Improved Reading of FTDNA Files

Family Tree DNA Chromosome Browser Download files list all the segment matched by the tester’s name. Older downloads often had extra spaces in the names, e.g. two spaces between the first name and the last name instead of just 1. Sometime in 2017, FTDNA corrected this problem.

Since FTDNA does not include the kit number in the file, DMT must use the person’s name for matching. The extra spaces in older files would prevent the people from being matched up with those in newer files. DMT now removes extra spaces from the names in FTDNA’s match files before it does its comparison.


32 bit and 64 bit Versions

DMT used to only be a 32-bit program. It now comes as 32-bit or 64-bit. If you have a 64-bit computer, the 64-bit version will automatically be installed on your computer. Otherwise, the 32-bit version will be installed.


Triangulations Separated from Missing AB Matches

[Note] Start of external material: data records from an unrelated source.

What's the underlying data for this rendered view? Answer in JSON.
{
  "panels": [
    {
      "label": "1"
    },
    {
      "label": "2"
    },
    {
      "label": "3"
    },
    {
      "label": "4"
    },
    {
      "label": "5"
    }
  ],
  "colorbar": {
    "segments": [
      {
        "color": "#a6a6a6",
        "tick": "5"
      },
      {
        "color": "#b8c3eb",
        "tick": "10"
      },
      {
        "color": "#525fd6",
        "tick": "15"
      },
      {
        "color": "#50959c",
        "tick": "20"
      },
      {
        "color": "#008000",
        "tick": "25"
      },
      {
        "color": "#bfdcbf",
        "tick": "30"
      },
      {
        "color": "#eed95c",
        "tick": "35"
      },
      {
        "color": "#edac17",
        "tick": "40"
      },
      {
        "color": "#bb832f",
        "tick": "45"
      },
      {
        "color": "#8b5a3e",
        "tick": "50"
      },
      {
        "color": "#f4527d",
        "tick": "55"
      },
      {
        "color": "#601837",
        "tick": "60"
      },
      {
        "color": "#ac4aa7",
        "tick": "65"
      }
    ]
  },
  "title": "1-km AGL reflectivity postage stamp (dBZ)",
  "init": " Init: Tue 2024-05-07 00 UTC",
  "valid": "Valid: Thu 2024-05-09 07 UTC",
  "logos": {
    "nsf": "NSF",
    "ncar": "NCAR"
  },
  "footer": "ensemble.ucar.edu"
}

Previously, in the Map output, all double matches were denoted by green X’s, whether or not they were triangulations or missing AB matches. Now the green X’s only represent triangulations. Missing AB matches are shown as grey m’s and are the double matches that don’t triangulate.

Version 1.5.1:


Version 2.0:



Combine All Results Now Groups AC Matches Together

The option named: “Analysis by Chromosome” didn’t really reflect its true purpose. It has now been renamed to “Combine All Results”.

The results are still combined into separate chromosome result files since they could become too large otherwise, but that is just a result, not the purpose.

The combined files used to be presented simply as the individual AB runs assembled together with the triangulation groups from the AB runs left intact.

I’ve realized since then, that there is great value to keep all the B matches for each AC match together and to display the B matches with other B matches first. This will allow you a better chance to identify and place the AC match to the common ancestor it may come from.

Version 1.5.1:


Version 2.0:



Unregistered Version Now Shows Full Names For Chr 1

Previously, the unregistered version of DMT would not show Person C names. This likely made it harder to evaluate the worth of DMT.

Now the unregistered version of DMT will show actual output, but only for Chromosome 1. To see the remaining chromosomes, a one-time purchase of a lifetime license of DMT is required.


Many Other Improvements and Fixes

Many tweaks were made to the user interface, reports and log files and several bugs were fixed. Some of these items include:

  • Now using a standard Windows folder dialog for the picking of a folder,
  • Removed the “Used 0 files” line that was incorrectly being shown,
  • Files will now still process if only some lines have errors,
  • Improvements to the way recently used files are chosen,
  • Person A’s file is now read only once per run.